- About this exercise -
What you return should match the data word for word, minus the images.

===== Input

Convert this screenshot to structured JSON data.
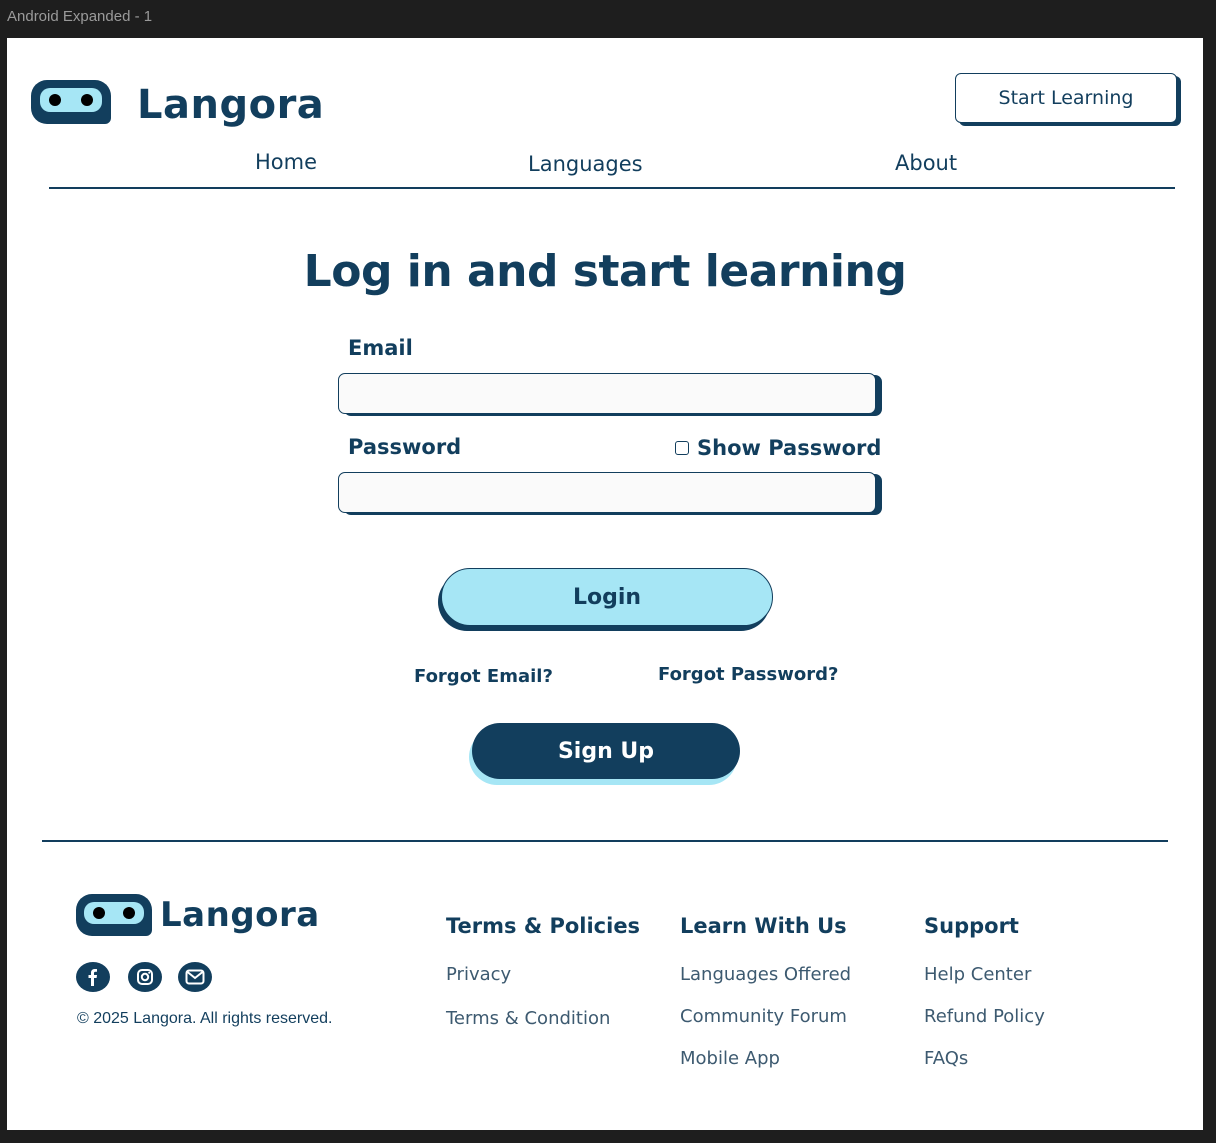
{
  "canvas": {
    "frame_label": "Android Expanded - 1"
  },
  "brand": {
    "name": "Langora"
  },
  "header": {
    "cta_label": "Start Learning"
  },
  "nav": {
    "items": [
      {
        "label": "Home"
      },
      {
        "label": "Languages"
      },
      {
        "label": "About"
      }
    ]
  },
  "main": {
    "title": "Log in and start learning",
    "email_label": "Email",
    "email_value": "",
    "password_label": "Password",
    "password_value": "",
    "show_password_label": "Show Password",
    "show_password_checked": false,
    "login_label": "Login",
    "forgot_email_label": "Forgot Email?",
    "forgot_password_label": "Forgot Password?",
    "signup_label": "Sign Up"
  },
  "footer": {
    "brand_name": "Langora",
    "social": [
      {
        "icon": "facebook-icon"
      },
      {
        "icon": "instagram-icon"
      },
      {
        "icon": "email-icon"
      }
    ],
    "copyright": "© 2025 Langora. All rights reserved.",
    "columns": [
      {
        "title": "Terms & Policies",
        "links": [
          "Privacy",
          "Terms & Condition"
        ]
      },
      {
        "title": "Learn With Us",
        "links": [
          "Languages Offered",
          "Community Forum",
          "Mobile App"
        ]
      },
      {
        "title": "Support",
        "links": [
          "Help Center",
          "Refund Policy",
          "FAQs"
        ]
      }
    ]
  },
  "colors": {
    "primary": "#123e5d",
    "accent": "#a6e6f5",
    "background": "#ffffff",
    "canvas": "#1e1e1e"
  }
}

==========

- Solution to the exercise -
Convert this screenshot to structured JSON data.
{
  "canvas": {
    "frame_label": "Android Expanded - 1"
  },
  "brand": {
    "name": "Langora"
  },
  "header": {
    "cta_label": "Start Learning"
  },
  "nav": {
    "items": [
      {
        "label": "Home"
      },
      {
        "label": "Languages"
      },
      {
        "label": "About"
      }
    ]
  },
  "main": {
    "title": "Log in and start learning",
    "email_label": "Email",
    "email_value": "",
    "password_label": "Password",
    "password_value": "",
    "show_password_label": "Show Password",
    "show_password_checked": false,
    "login_label": "Login",
    "forgot_email_label": "Forgot Email?",
    "forgot_password_label": "Forgot Password?",
    "signup_label": "Sign Up"
  },
  "footer": {
    "brand_name": "Langora",
    "social": [
      {
        "icon": "facebook-icon"
      },
      {
        "icon": "instagram-icon"
      },
      {
        "icon": "email-icon"
      }
    ],
    "copyright": "© 2025 Langora. All rights reserved.",
    "columns": [
      {
        "title": "Terms & Policies",
        "links": [
          "Privacy",
          "Terms & Condition"
        ]
      },
      {
        "title": "Learn With Us",
        "links": [
          "Languages Offered",
          "Community Forum",
          "Mobile App"
        ]
      },
      {
        "title": "Support",
        "links": [
          "Help Center",
          "Refund Policy",
          "FAQs"
        ]
      }
    ]
  },
  "colors": {
    "primary": "#123e5d",
    "accent": "#a6e6f5",
    "background": "#ffffff",
    "canvas": "#1e1e1e"
  }
}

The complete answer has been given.